*WHAT TO PRODUCE*: A copy of the listing below is needed, exact in every line and without images.

*DATASET RECORDS*:
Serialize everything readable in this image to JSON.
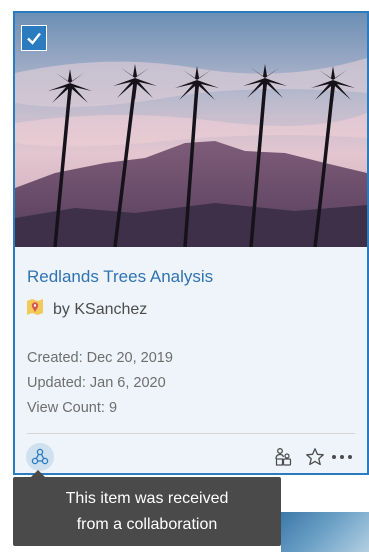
{
  "card": {
    "title": "Redlands Trees Analysis",
    "owner": "by KSanchez",
    "created": "Created: Dec 20, 2019",
    "updated": "Updated: Jan 6, 2020",
    "view_count": "View Count: 9",
    "selected": true,
    "item_type_icon": "web-map-icon",
    "thumbnail_icon": "palm-trees-mountain-thumbnail"
  },
  "actions": [
    "collaboration-icon",
    "share-icon",
    "favorite-icon",
    "more-options-icon"
  ],
  "tooltip": {
    "line1": "This item was received",
    "line2": "from a collaboration"
  },
  "colors": {
    "accent": "#2b7bbf",
    "title_link": "#2f73b3",
    "tooltip_bg": "#4a4a4a",
    "info_bg": "#eef4f9"
  }
}
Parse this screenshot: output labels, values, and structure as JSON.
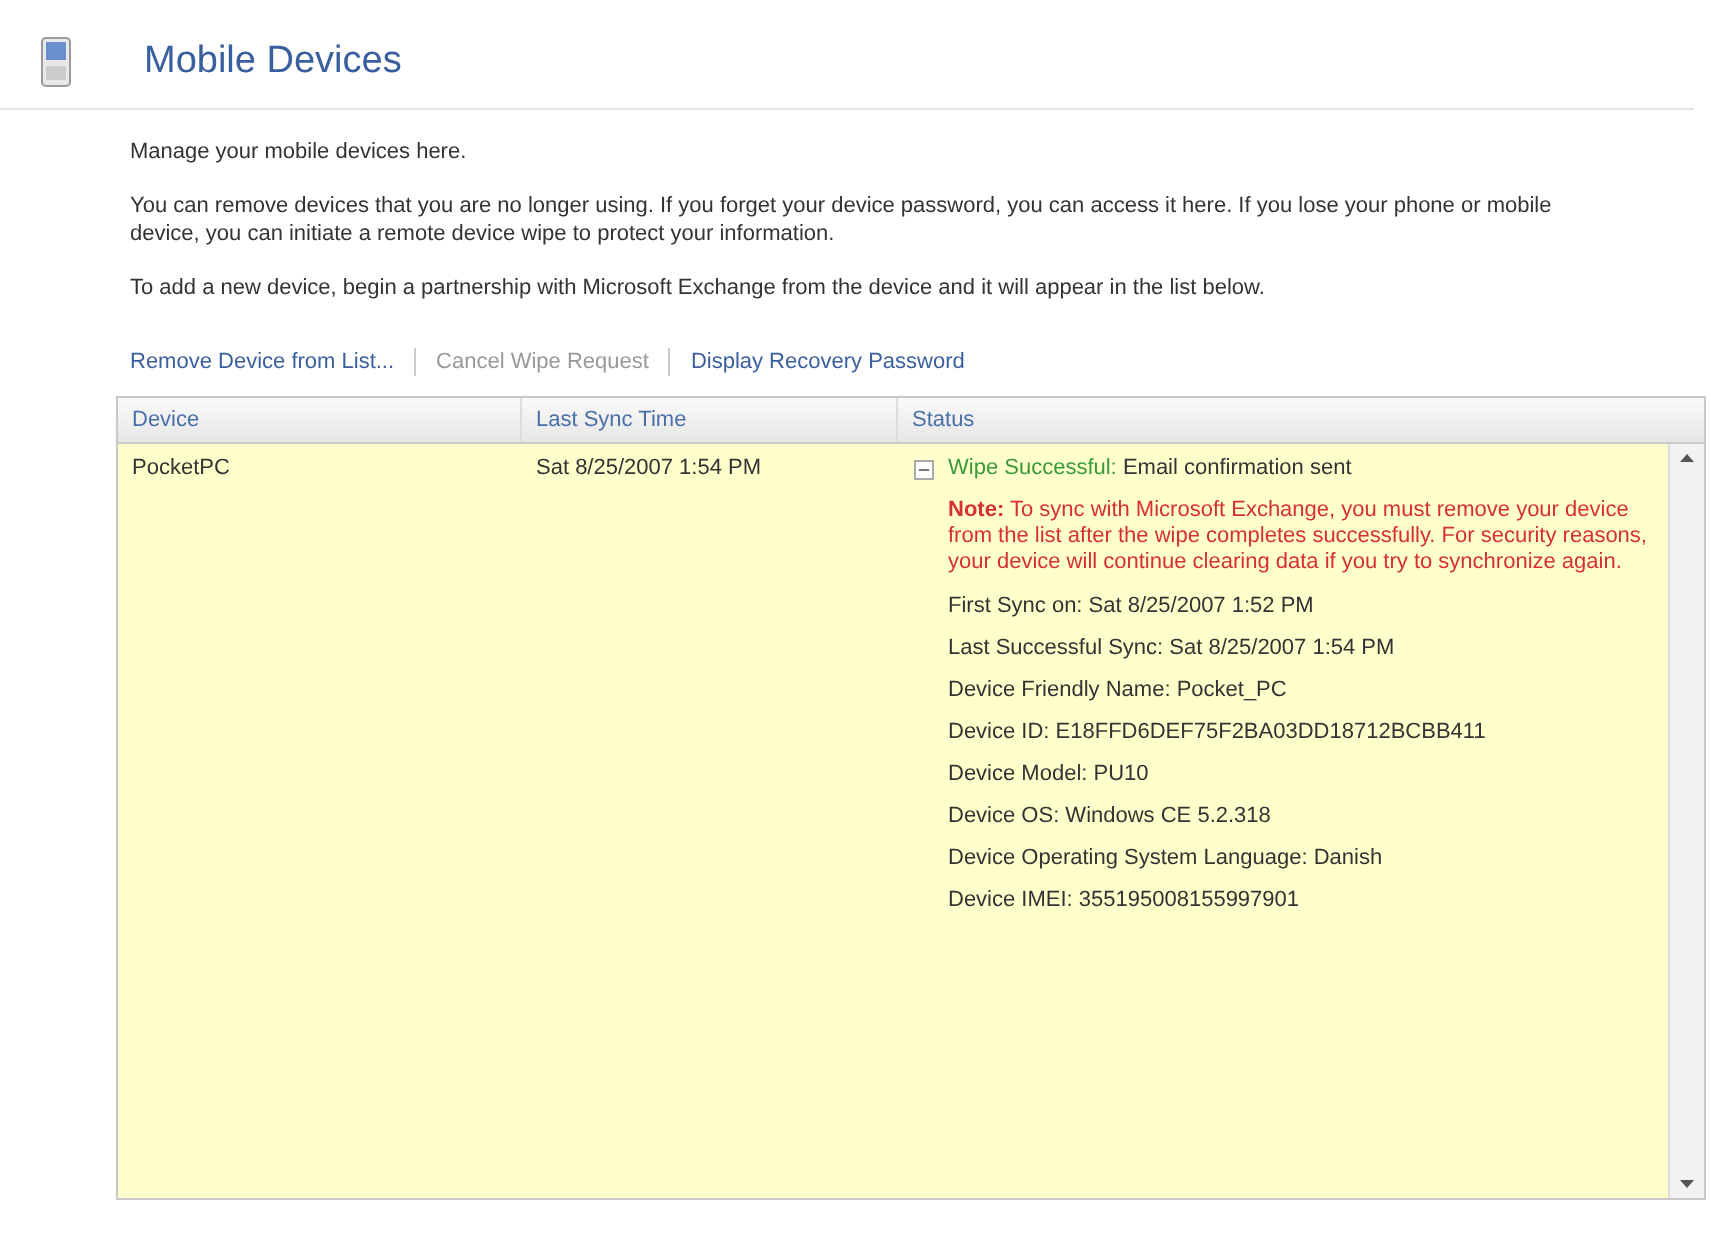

*SOLVED EXERCISE*:
Serialize everything readable in this image to JSON.
{
  "card": {
    "title": "Redlands Trees Analysis",
    "owner": "by KSanchez",
    "created": "Created: Dec 20, 2019",
    "updated": "Updated: Jan 6, 2020",
    "view_count": "View Count: 9",
    "selected": true,
    "item_type_icon": "web-map-icon",
    "thumbnail_icon": "palm-trees-mountain-thumbnail"
  },
  "actions": [
    "collaboration-icon",
    "share-icon",
    "favorite-icon",
    "more-options-icon"
  ],
  "tooltip": {
    "line1": "This item was received",
    "line2": "from a collaboration"
  },
  "colors": {
    "accent": "#2b7bbf",
    "title_link": "#2f73b3",
    "tooltip_bg": "#4a4a4a",
    "info_bg": "#eef4f9"
  }
}
Parse this screenshot: output labels, values, and structure as JSON.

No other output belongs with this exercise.